You’re a writer so your head is probably brimming with ideas (most of the time, anyway). And that’s a good thing. We’re a creative lot, with story ideas sneaking up on us at the most random and often inconvenient of times—like in the middle of our current works-in-progress.
But what if you have too many ideas? So many you just can’t decide which to write next. So many you keep hopping from project to project because you just have to write those shiny new ideas now.
Okay. Deep breath. Here are four methods that could be just the ticket to saving you when you have too many story ideas swirling around your noggin.
1. Summarise your idea so that it fits on an index card and put that card safely away in an “idea box”.
When inspiration first blossoms, it can be tempting to dive straight in with writing that new story. The problem with this is that these ideas tend to be undeveloped. They haven’t had time to mature, to grow into fully fledged plots, so you hit a brick wall after a few chapters of furious writing and scratch your head, wondering where the story will go next.
If, instead, you write your new ideas down in a few sentences and store them away for another time, you give your muse the chance to work on them at the back of your mind. This method keeps a record of your ideas so that you don’t forget them and gives them a place to grow and develop. In fact, I once heard this technique described as the ‘plot bunny nursery’.
2. Use your ideas as inspiration for shorter fiction.
If you really can’t wait to start writing your shiny new story, then giving novellas, short stories or microfiction—stories under 1000 words—a go can help to alleviate this burning desire. This way, you don’t have to spend months, if not years, turning each idea into a full length novel. You can have fun with your story seedlings by writing some microfiction, short stories or novellas about them instead.
I’ve also found this method particularly useful for experimenting with different genres, voices and styles of writing. Because you’re not dedicating yourself to a 70,000+ word book, you have the freedom to try something new without worrying that you’ll have wasted all that time should it not work out as you planned.
3. Combine several ideas to create one story.
Got too many ideas that you want to make into full length novels? Try weaving them together to create one story. This method’s very effective if you have several ideas that can’t make a story on their own, like a character, a magic system, a conflict, and so on, but can also be used when you have fully formed plots that line up with each other nicely.
For example, a character who can read auras has taken up residence in your head and demands you write a story about her. You also want to write a thriller involving a therapist who manipulates her clients into committing crimes for her. And you really like the idea of setting a story in a futuristic world teetering on the edge of societal collapse. You could write separate books about each of these elements or you could combine them to create a novel about an aura-reading therapist who’s been driven to manipulating her clients in order to protect her family as the world slowly crumbles around her. Interesting, right?
4. Use your ideas as inspiration for subplots.
Subplots support the main story, so there’s no reason not to incorporate one of your many ideas as a subplot as long as it helps to drive the main plot forward.

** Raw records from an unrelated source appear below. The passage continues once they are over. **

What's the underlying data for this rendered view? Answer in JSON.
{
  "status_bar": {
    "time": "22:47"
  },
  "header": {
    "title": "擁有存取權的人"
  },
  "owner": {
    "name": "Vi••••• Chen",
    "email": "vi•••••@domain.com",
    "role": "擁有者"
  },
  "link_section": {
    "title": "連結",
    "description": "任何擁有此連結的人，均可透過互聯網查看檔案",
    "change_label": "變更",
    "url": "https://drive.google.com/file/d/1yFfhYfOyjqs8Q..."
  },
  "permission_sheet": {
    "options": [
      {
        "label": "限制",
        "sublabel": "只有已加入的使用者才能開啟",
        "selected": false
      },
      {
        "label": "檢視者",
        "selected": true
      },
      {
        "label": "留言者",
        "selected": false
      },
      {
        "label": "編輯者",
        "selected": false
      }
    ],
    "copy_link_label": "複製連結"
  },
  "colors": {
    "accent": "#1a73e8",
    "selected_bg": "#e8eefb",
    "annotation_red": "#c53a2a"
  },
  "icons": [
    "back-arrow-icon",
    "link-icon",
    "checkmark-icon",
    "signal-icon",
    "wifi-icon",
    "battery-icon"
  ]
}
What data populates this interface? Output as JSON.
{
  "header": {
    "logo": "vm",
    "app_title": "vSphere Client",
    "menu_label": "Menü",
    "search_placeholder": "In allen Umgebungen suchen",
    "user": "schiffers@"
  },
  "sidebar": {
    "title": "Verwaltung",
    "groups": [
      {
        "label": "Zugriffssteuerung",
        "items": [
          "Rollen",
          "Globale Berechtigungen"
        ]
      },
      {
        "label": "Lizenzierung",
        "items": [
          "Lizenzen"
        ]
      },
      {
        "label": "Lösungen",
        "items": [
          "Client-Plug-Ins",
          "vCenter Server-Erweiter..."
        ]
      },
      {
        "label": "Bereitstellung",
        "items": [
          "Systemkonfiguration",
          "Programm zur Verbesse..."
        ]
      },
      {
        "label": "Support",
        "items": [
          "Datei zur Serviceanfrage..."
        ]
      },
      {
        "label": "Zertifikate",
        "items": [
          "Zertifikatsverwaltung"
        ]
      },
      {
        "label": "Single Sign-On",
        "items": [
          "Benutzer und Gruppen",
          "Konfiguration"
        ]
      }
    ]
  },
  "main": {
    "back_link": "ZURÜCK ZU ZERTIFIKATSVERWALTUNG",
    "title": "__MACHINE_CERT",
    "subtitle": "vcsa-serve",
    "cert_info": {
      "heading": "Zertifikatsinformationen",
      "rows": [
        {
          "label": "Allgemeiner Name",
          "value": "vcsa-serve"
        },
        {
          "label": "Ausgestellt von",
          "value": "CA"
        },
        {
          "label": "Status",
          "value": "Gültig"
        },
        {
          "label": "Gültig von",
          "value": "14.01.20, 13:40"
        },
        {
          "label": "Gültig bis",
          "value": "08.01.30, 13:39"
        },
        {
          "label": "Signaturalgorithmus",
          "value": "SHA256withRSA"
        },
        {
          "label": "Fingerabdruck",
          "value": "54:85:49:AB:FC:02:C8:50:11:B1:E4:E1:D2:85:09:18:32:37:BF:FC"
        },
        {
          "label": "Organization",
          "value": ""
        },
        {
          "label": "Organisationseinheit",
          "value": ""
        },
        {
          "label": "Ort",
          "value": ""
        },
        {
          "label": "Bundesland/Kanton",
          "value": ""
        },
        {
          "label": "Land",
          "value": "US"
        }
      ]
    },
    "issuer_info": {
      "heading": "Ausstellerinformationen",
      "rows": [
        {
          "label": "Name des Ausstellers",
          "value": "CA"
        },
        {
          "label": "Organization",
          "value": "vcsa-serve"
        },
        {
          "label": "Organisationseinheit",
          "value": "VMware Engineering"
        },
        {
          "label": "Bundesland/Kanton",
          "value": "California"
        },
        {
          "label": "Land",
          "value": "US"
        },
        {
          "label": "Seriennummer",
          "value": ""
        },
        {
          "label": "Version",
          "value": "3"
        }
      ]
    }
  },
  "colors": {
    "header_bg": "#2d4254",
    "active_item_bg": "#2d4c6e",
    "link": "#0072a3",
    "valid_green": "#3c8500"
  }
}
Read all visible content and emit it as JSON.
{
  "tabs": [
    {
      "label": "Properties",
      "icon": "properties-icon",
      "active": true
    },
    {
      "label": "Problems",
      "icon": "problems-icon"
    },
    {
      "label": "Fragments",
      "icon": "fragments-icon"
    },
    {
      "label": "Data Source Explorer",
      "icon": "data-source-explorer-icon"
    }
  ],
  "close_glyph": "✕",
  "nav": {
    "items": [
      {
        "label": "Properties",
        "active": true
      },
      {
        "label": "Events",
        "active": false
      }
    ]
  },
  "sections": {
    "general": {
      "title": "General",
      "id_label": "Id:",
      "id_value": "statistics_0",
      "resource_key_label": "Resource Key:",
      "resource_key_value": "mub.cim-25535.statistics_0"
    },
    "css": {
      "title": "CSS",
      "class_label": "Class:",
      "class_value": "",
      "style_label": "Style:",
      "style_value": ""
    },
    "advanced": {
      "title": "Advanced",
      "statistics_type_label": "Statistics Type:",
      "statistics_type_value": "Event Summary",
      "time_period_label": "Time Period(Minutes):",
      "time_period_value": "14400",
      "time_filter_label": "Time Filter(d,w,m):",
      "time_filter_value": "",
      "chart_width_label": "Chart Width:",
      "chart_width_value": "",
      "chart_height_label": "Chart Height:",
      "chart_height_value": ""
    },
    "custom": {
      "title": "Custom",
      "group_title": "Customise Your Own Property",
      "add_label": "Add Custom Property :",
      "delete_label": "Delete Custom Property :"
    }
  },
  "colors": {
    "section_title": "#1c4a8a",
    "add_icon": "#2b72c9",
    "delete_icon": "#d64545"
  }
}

Maybe you really want to write a story about the adventures of a swashbuckling airship pirate, but you’re also dying to write a mystery set in the Alps. What if, in the course of his daring adventures, your air-pirate stopped to get supplies at a small town in the foothills and was drawn into a murder mystery there?
Is your multitude of ideas slightly more manageable now? I hope so. Have fun with these methods, dear readers. There’s a lot of scope for imagination and that’s what we writers are all about.
Do you ever feel like you have too many ideas? How do you deal with idea overwhelm?